Excerpts from an interface dataset:
—————

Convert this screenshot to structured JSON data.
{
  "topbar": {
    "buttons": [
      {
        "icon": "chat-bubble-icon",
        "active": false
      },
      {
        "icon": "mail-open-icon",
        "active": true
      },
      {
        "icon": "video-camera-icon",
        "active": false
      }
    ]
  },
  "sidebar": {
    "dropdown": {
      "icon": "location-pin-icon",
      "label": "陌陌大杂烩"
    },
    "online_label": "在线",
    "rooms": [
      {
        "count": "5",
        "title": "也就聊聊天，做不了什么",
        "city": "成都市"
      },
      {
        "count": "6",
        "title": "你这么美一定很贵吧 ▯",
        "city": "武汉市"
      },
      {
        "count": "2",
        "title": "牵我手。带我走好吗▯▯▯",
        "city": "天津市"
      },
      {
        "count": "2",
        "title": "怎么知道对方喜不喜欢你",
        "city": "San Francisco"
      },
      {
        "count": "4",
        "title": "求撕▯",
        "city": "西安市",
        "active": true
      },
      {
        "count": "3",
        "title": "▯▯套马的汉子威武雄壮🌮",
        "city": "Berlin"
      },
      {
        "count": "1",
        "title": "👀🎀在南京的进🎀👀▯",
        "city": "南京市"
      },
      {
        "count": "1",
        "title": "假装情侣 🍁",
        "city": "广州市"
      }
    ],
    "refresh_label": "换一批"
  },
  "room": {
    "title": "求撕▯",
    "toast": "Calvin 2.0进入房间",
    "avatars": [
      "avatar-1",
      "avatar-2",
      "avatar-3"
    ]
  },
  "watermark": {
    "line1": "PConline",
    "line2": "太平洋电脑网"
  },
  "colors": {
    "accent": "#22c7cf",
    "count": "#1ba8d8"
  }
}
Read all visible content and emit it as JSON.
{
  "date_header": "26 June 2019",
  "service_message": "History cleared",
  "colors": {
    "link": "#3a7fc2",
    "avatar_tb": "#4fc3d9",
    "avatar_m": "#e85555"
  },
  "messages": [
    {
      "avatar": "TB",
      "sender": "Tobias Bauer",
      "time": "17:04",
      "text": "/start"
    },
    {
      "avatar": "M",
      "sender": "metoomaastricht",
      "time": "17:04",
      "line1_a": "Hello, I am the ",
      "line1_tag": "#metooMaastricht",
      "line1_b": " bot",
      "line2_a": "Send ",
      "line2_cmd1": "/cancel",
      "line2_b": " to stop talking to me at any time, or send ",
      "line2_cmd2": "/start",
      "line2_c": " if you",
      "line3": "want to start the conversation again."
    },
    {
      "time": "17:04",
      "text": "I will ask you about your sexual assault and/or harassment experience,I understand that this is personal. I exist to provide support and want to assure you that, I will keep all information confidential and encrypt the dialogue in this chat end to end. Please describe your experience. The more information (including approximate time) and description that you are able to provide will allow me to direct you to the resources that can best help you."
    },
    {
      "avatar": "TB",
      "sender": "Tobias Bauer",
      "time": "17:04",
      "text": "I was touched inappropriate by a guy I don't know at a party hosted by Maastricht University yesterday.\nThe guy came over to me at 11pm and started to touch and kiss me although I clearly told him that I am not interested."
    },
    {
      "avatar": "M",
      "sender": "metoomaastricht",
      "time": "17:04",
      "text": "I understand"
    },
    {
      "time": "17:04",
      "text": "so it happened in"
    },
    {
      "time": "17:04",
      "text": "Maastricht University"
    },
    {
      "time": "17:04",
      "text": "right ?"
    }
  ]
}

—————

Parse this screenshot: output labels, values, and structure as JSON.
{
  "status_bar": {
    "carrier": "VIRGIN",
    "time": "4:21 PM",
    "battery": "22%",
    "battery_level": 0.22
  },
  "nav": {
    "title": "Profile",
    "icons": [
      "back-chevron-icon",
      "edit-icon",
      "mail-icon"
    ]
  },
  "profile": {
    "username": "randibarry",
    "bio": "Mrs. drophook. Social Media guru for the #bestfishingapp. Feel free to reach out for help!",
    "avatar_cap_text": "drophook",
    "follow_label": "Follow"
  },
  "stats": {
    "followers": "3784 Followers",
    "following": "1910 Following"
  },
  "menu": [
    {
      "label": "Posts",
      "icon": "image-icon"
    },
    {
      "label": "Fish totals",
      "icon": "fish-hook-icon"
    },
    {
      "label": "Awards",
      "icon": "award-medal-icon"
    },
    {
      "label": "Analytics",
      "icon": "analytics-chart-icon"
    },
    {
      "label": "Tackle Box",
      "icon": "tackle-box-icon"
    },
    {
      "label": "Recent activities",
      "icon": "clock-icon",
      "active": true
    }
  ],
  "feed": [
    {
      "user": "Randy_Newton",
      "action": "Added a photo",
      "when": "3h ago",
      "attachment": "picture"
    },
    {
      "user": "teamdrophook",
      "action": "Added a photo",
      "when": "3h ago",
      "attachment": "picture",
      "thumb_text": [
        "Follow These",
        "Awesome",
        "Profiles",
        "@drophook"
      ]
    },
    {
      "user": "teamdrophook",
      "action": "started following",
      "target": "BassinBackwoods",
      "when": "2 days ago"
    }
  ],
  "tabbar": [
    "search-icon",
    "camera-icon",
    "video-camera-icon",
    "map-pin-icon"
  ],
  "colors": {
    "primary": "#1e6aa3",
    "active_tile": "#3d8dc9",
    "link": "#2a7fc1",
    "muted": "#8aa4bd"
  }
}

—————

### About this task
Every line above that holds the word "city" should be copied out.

### Exercise output
        "city": "成都市"
        "city": "武汉市"
        "city": "天津市"
        "city": "San Francisco"
        "city": "西安市",
        "city": "Berlin"
        "city": "南京市"
        "city": "广州市"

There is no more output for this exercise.